Gov. Nathan Deal with Robert Bentley, his Alabama counterpart, discussing water litigation at a past meeting. AJC file

WEST BLOCTON, ALA. — They’re mad at the stagnant economy, decaying infrastructure and deepening divide between the wealthy and the poor. And on a recent stormy night, the frustrated and furious in this central Alabama town of 1,250 made sure the local political elite heard them.

“I want to get more for my two small kids,” said Daniel Sims, a fencing contractor and one of several fed-up residents challenging the incumbent mayor. “I don’t buy the excuses. It just seems we’re just settling, and I feel like we need more.”

Even in speck-on-the-map towns such as West Blocton, anyone with a scarlet “I” for incumbent next to their name is feeling defensive. And in Alabama, about the least likely state in the nation to flip to Hillary Clinton’s camp, the anti-establishment fervor and a local GOP hierarchy rocked by scandal is cementing Donald Trump’s rise.

There are no Democrats in top offices here to give heart to partisans like there are in Louisiana and Mississippi, where the party has kept a toehold. And the sweeping demographic changes that brought an influx of newcomers and minority voters to North Carolina and Georgia has hardly touched Alabama.

But if Alabama is the example of how conservatives can consolidate their power, it also shows the danger of an entrenched and sometimes-stagnant party, a lesson for a neighboring state where Republicans are trying to hold onto power amid a growing number of African-American and Hispanic voters.

Read more here about what lessons Alabama’s deep-red political credentials could hold for Georgia.

We’re traveling across the South this election season to bring you stories about how the region’s demographic, generational and cultural changes — or lack thereof — are impacting the political playing field. Catch up on our first installment here.

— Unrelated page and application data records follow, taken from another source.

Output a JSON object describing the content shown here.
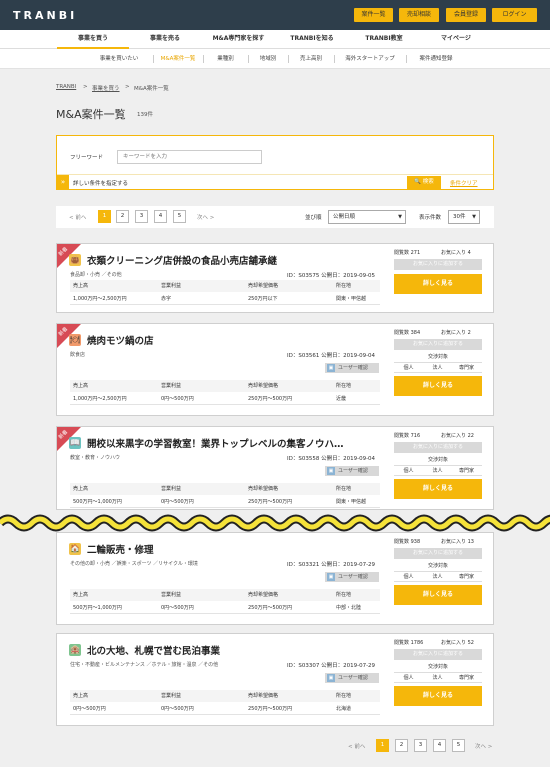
{
  "header": {
    "logo": "TRANBI",
    "buttons": [
      "案件一覧",
      "売却相談",
      "会員登録",
      "ログイン"
    ]
  },
  "nav": {
    "items": [
      "事業を買う",
      "事業を売る",
      "M&A専門家を探す",
      "TRANBIを知る",
      "TRANBI教室",
      "マイページ"
    ]
  },
  "subnav": {
    "items": [
      "事業を買いたい",
      "M&A案件一覧",
      "業種別",
      "地域別",
      "売上高別",
      "海外スタートアップ",
      "案件通知登録"
    ]
  },
  "breadcrumb": {
    "items": [
      "TRANBI",
      ">",
      "事業を買う",
      ">",
      "M&A案件一覧"
    ]
  },
  "page": {
    "title": "M&A案件一覧",
    "count": "139件"
  },
  "search": {
    "label": "フリーワード",
    "placeholder": "キーワードを入力",
    "expand_label": "詳しい条件を指定する",
    "expand_icon": "»",
    "search_button": "🔍 検索",
    "clear_link": "条件クリア"
  },
  "pager": {
    "prev": "< 前へ",
    "next": "次へ >",
    "pages": [
      "1",
      "2",
      "3",
      "4",
      "5"
    ],
    "sort_label": "並び順",
    "sort_value": "公開日順",
    "per_page_label": "表示件数",
    "per_page_value": "30件"
  },
  "table_headers": [
    "売上高",
    "営業利益",
    "売却希望価格",
    "所在地"
  ],
  "labels": {
    "views": "閲覧数",
    "favs": "お気に入り",
    "add_fav": "お気に入りに追加する",
    "transaction_target": "交渉対象",
    "trans_types": [
      "個人",
      "法人",
      "専門家"
    ],
    "detail": "詳しく見る",
    "new": "新着"
  },
  "listings": [
    {
      "title": "衣類クリーニング店併設の食品小売店舗承継",
      "categories": "食品卸・小売 ／その他",
      "id_date": "ID：S03575 公開日：2019-09-05",
      "icon": "👜",
      "is_new": true,
      "views": "閲覧数 271",
      "favs": "お気に入り 4",
      "user_tag": null,
      "values": [
        "1,000万円〜2,500万円",
        "赤字",
        "250万円以下",
        "関東・甲信越"
      ]
    },
    {
      "title": "焼肉モツ鍋の店",
      "categories": "飲食店",
      "id_date": "ID：S03561 公開日：2019-09-04",
      "icon": "🍽",
      "is_new": true,
      "views": "閲覧数 384",
      "favs": "お気に入り 2",
      "user_tag": "ユーザー確認",
      "values": [
        "1,000万円〜2,500万円",
        "0円〜500万円",
        "250万円〜500万円",
        "近畿"
      ]
    },
    {
      "title": "開校以来黒字の学習教室！業界トップレベルの集客ノウハ…",
      "categories": "教室・教育・ノウハウ",
      "id_date": "ID：S03558 公開日：2019-09-04",
      "icon": "📖",
      "is_new": true,
      "views": "閲覧数 716",
      "favs": "お気に入り 22",
      "user_tag": "ユーザー確認",
      "values": [
        "500万円〜1,000万円",
        "0円〜500万円",
        "250万円〜500万円",
        "関東・甲信越"
      ]
    },
    {
      "title": "二輪販売・修理",
      "categories": "その他の卸・小売 ／娯楽・スポーツ ／リサイクル・環境",
      "id_date": "ID：S03321 公開日：2019-07-29",
      "icon": "🏠",
      "is_new": false,
      "views": "閲覧数 938",
      "favs": "お気に入り 13",
      "user_tag": "ユーザー確認",
      "values": [
        "500万円〜1,000万円",
        "0円〜500万円",
        "250万円〜500万円",
        "中部・北陸"
      ]
    },
    {
      "title": "北の大地、札幌で営む民泊事業",
      "categories": "住宅・不動産・ビルメンテナンス ／ホテル・旅館・温泉 ／その他",
      "id_date": "ID：S03307 公開日：2019-07-29",
      "icon": "🏨",
      "is_new": false,
      "views": "閲覧数 1786",
      "favs": "お気に入り 52",
      "user_tag": "ユーザー確認",
      "values": [
        "0円〜500万円",
        "0円〜500万円",
        "250万円〜500万円",
        "北海道"
      ]
    }
  ],
  "colors": {
    "accent": "#f5b70b",
    "topbar": "#2e3e4b",
    "ribbon": "#d74b55"
  }
}
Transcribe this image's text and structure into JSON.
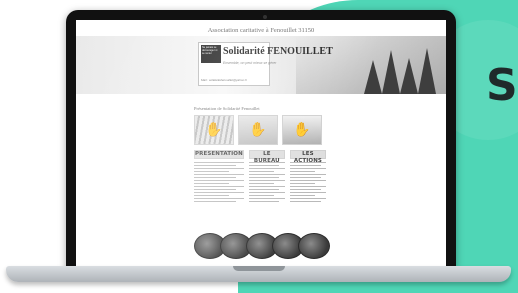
{
  "backdrop": {
    "letter": "S",
    "accent": "#4fd6b6",
    "icons": {
      "laptop": "laptop-icon"
    }
  },
  "site": {
    "title": "Association caritative à Fenouillet 31150",
    "logo": {
      "brand": "Solidarité FENOUILLET",
      "tagline": "Ensemble, on peut mieux se gérer",
      "email": "Mail : solidaritefenouillet@yahoo.fr",
      "mini_note": "Ne jamais se décourager ni se renier"
    },
    "section_title": "Présentation de Solidarité Fenouillet",
    "columns": [
      {
        "heading": "PRESENTATION"
      },
      {
        "heading": "LE BUREAU"
      },
      {
        "heading": "LES ACTIONS"
      }
    ]
  }
}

More: Why the South is anything but solid for either Clinton or Trump